## TASK REQUIREMENTS
The result should be an exact copy of the entries that follow, with no pictures included.

RECORDS TO USE section start

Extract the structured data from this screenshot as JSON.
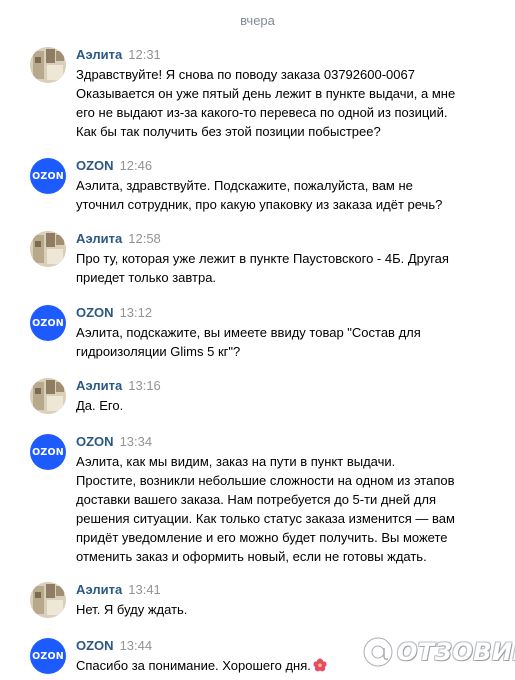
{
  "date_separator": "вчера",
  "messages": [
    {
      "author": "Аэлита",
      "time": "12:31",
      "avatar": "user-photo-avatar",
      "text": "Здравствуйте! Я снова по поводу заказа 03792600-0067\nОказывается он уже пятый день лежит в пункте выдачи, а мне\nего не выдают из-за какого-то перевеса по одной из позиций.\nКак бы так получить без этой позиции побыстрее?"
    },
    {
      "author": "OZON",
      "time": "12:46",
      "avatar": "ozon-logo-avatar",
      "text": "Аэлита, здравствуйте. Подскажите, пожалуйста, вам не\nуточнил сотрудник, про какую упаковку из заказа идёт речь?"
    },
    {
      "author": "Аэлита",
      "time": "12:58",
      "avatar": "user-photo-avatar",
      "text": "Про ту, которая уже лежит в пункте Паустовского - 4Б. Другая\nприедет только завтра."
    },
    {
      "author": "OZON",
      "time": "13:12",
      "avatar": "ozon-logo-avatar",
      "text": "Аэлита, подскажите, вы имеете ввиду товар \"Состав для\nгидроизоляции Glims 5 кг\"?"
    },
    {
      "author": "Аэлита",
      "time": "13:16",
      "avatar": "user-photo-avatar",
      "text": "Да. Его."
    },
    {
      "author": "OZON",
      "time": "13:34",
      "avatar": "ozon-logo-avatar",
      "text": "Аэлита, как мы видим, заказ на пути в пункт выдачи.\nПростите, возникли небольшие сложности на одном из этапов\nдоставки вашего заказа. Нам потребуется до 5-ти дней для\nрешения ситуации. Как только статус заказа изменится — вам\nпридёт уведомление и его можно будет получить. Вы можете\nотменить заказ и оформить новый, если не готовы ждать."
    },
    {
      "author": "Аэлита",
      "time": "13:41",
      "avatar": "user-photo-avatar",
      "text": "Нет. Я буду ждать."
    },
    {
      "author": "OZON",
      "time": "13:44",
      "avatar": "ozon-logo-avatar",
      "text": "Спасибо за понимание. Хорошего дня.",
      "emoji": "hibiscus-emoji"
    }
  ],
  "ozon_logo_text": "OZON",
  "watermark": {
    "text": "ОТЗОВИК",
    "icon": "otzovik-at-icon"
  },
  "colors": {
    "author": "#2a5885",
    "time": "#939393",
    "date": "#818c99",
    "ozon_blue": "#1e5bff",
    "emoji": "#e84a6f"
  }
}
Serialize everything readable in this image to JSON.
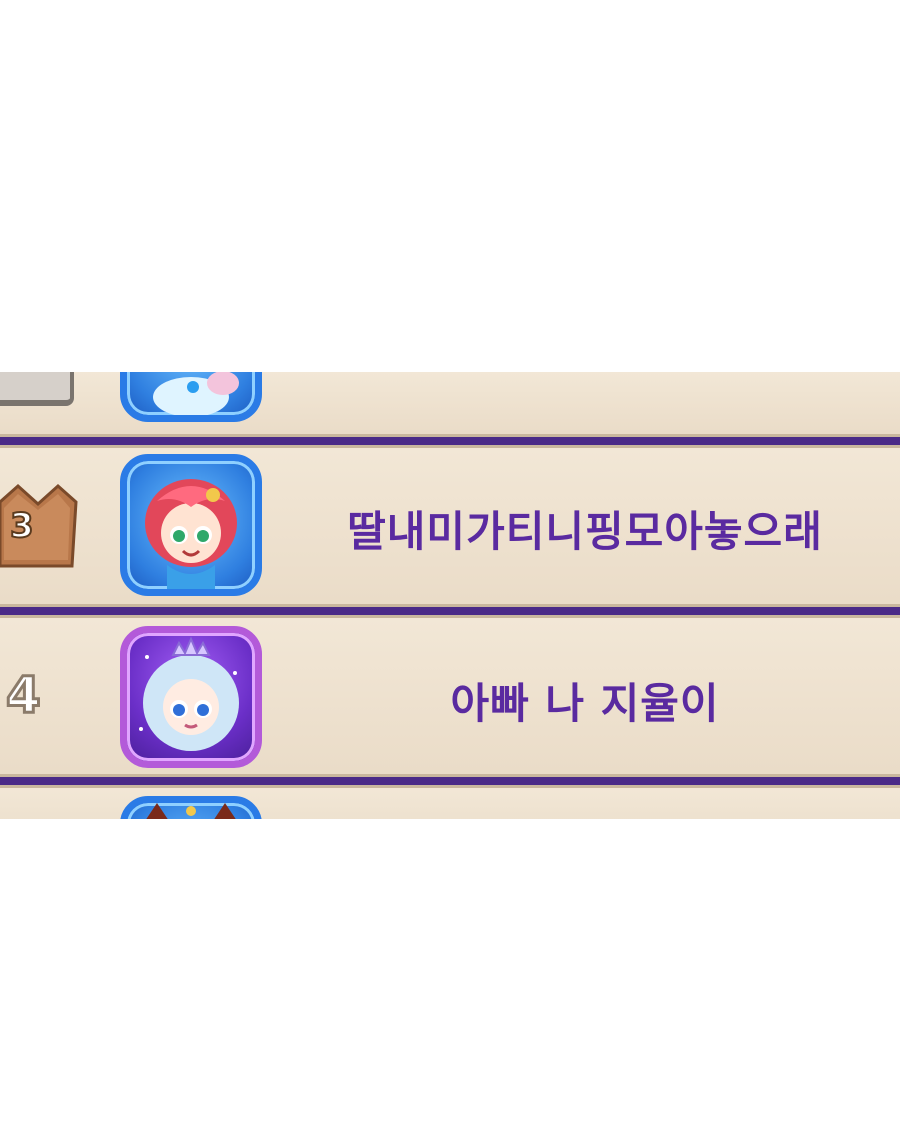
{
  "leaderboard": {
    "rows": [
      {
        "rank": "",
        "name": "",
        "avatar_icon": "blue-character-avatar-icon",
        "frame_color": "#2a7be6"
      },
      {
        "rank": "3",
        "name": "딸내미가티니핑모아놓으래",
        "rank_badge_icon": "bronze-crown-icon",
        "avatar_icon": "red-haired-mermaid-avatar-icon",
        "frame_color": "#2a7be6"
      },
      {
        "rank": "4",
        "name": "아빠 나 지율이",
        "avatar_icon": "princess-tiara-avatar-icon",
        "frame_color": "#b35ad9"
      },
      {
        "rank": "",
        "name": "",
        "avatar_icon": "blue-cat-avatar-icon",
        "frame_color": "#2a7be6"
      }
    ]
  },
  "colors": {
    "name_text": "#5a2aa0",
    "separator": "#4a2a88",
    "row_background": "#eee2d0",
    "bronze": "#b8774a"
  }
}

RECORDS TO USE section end

## RESPONSE BELOW
Extract the structured data from this screenshot as JSON.
{
  "date_separator": "вчера",
  "messages": [
    {
      "author": "Аэлита",
      "time": "12:31",
      "avatar": "user-photo-avatar",
      "text": "Здравствуйте! Я снова по поводу заказа 03792600-0067\nОказывается он уже пятый день лежит в пункте выдачи, а мне\nего не выдают из-за какого-то перевеса по одной из позиций.\nКак бы так получить без этой позиции побыстрее?"
    },
    {
      "author": "OZON",
      "time": "12:46",
      "avatar": "ozon-logo-avatar",
      "text": "Аэлита, здравствуйте. Подскажите, пожалуйста, вам не\nуточнил сотрудник, про какую упаковку из заказа идёт речь?"
    },
    {
      "author": "Аэлита",
      "time": "12:58",
      "avatar": "user-photo-avatar",
      "text": "Про ту, которая уже лежит в пункте Паустовского - 4Б. Другая\nприедет только завтра."
    },
    {
      "author": "OZON",
      "time": "13:12",
      "avatar": "ozon-logo-avatar",
      "text": "Аэлита, подскажите, вы имеете ввиду товар \"Состав для\nгидроизоляции Glims 5 кг\"?"
    },
    {
      "author": "Аэлита",
      "time": "13:16",
      "avatar": "user-photo-avatar",
      "text": "Да. Его."
    },
    {
      "author": "OZON",
      "time": "13:34",
      "avatar": "ozon-logo-avatar",
      "text": "Аэлита, как мы видим, заказ на пути в пункт выдачи.\nПростите, возникли небольшие сложности на одном из этапов\nдоставки вашего заказа. Нам потребуется до 5-ти дней для\nрешения ситуации. Как только статус заказа изменится — вам\nпридёт уведомление и его можно будет получить. Вы можете\nотменить заказ и оформить новый, если не готовы ждать."
    },
    {
      "author": "Аэлита",
      "time": "13:41",
      "avatar": "user-photo-avatar",
      "text": "Нет. Я буду ждать."
    },
    {
      "author": "OZON",
      "time": "13:44",
      "avatar": "ozon-logo-avatar",
      "text": "Спасибо за понимание. Хорошего дня.",
      "emoji": "hibiscus-emoji"
    }
  ],
  "ozon_logo_text": "OZON",
  "watermark": {
    "text": "ОТЗОВИК",
    "icon": "otzovik-at-icon"
  },
  "colors": {
    "author": "#2a5885",
    "time": "#939393",
    "date": "#818c99",
    "ozon_blue": "#1e5bff",
    "emoji": "#e84a6f"
  }
}
Serialize everything readable in this image to JSON.
{
  "leaderboard": {
    "rows": [
      {
        "rank": "",
        "name": "",
        "avatar_icon": "blue-character-avatar-icon",
        "frame_color": "#2a7be6"
      },
      {
        "rank": "3",
        "name": "딸내미가티니핑모아놓으래",
        "rank_badge_icon": "bronze-crown-icon",
        "avatar_icon": "red-haired-mermaid-avatar-icon",
        "frame_color": "#2a7be6"
      },
      {
        "rank": "4",
        "name": "아빠 나 지율이",
        "avatar_icon": "princess-tiara-avatar-icon",
        "frame_color": "#b35ad9"
      },
      {
        "rank": "",
        "name": "",
        "avatar_icon": "blue-cat-avatar-icon",
        "frame_color": "#2a7be6"
      }
    ]
  },
  "colors": {
    "name_text": "#5a2aa0",
    "separator": "#4a2a88",
    "row_background": "#eee2d0",
    "bronze": "#b8774a"
  }
}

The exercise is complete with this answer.